It's unusually warm in The Last Frontier.
Large swaths of Alaska have seen record or near-record warmth this March said Rick Thoman, a climate specialist at the Alaska Center for Climate Assessment and Policy. And the trend isn't quitting.
Well above-average temperatures are expected to continue this week. Daily temperature records have broken around the state, and toppled all-time March records in the greater Arctic region. Last week, Alaska saw its earliest ever 70-degree Fahrenheit temperature.
This exceptional warmth has been stoked by a mix of weather events and a rapidly warming climate.
"The magnitude and persistence of the warmth is particularly striking to me this winter in parts of Alaska," Zack Labe, a climate scientist and Ph.D. candidate at the University of California at Irvine, said over email.
Amplified weather pattern will bring pulses of well above average temperatures (>20°C departures) to the #Arctic once again, especially near Alaska and northwestern Canada.
Maps from https://t.co/8IAIT96D9C pic.twitter.com/NjrAIWTD3v
— Zack Labe (@ZLabe) March 26, 2019
On the weather side of things, there's a dominant mass of high pressure in the atmosphere — known as an upper-level ridge — that has kept a region of warm air stuck under that ridge which has warmed Southeast Alaska and the Yukon, explained Thoman.
But this transient weather isn't acting alone.
"While this type of weather pattern favors warmer temperatures in Alaska, the region is also undergoing rising temperatures due to Arctic climate change," noted Labe. "The rapid warming of the Arctic has reduced the extent of sea ice and increased ocean temperatures, which can further contribute to the warming trend."
"It's warming so rapidly in the Arctic," added Thoman, noting that the recent warming spate in even more frigid north Alaska is partially due to less sea ice. When it's there, sea ice both cools the region and also reflects sunlight. Without ice, the open ocean is dark and absorbent, soaking up even more heat. It's a well-understood, vicious feedback cycle unfolding all over the Arctic.

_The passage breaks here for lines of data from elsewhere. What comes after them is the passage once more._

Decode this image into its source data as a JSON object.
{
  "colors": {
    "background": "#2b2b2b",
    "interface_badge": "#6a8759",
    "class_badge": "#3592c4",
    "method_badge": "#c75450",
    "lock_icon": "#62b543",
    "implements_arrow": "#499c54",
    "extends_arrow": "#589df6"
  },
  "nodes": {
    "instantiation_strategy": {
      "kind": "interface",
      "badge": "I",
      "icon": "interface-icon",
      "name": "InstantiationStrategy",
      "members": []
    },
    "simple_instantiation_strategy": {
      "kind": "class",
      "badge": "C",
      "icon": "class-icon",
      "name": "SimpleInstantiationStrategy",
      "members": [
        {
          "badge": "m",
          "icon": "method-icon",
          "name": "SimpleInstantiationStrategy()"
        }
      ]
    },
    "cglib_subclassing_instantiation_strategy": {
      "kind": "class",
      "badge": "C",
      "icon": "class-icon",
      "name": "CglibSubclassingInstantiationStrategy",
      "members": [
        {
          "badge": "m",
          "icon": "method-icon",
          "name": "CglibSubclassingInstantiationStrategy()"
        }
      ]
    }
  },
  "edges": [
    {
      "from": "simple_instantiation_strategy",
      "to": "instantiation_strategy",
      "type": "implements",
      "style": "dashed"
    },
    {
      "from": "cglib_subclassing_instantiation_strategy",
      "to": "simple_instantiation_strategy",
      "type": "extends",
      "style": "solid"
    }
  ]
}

In interior Alaska, where Thoman lives, the unusually warm temperatures are making for a noticeably disappointing March. That's because March — when daylight is finally increasing but temperatures are usually cold enough to preserve quality snow and ice — is when Alaskans can get outside and embrace the joys of winter. "That's the time to get out," said Thoman.
There is something significant going on in the Bering Sea: a very low ice extent for the second year in a row. pic.twitter.com/mrSlrT398Z
— Lars Kaleschke (@seaice_de) March 3, 2019
But not in interior Fairbanks this March, where temperatures have hit 50 degrees or higher for four days in a row.
"It's melting. The snow is crappy," said Thoman. "In a large part of urban Alaska people talk about how they've been robbed of March," he added.
The enduring warming trend will likely bring more profound warmth, melting, and changes to Alaskan sea ice and snowmelt in the coming months.
"We're going to have more stories to talk about," said Thoman.